Look for "icon" in every line of the listing. Copy the lines that have it.

---- Provided entries

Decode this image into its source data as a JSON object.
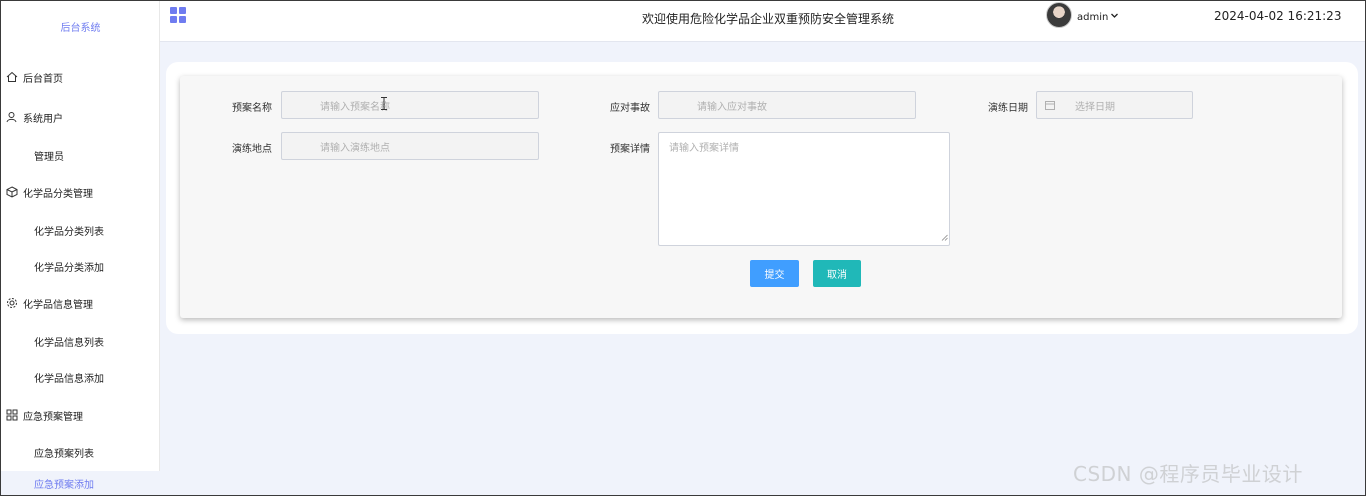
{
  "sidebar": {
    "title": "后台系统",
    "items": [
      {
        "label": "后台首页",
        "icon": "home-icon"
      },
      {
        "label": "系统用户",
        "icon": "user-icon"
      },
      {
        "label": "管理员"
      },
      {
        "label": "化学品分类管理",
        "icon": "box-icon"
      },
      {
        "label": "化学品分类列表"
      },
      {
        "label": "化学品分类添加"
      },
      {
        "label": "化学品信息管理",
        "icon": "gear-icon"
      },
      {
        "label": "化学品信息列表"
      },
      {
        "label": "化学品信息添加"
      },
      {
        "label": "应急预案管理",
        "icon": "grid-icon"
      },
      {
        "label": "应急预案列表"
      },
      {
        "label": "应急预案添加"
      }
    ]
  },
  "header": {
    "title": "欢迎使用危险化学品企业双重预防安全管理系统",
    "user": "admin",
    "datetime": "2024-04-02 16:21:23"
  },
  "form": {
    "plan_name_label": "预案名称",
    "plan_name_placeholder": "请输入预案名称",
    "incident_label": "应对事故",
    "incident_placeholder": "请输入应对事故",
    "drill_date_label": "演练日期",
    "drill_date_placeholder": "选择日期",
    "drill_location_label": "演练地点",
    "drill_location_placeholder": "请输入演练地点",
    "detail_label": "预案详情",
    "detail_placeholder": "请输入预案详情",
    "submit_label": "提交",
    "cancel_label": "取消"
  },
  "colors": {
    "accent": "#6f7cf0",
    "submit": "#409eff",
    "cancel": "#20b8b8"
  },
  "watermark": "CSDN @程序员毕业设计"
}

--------

• Answer for the task:
        "icon": "home-icon"
        "icon": "user-icon"
        "icon": "box-icon"
        "icon": "gear-icon"
        "icon": "grid-icon"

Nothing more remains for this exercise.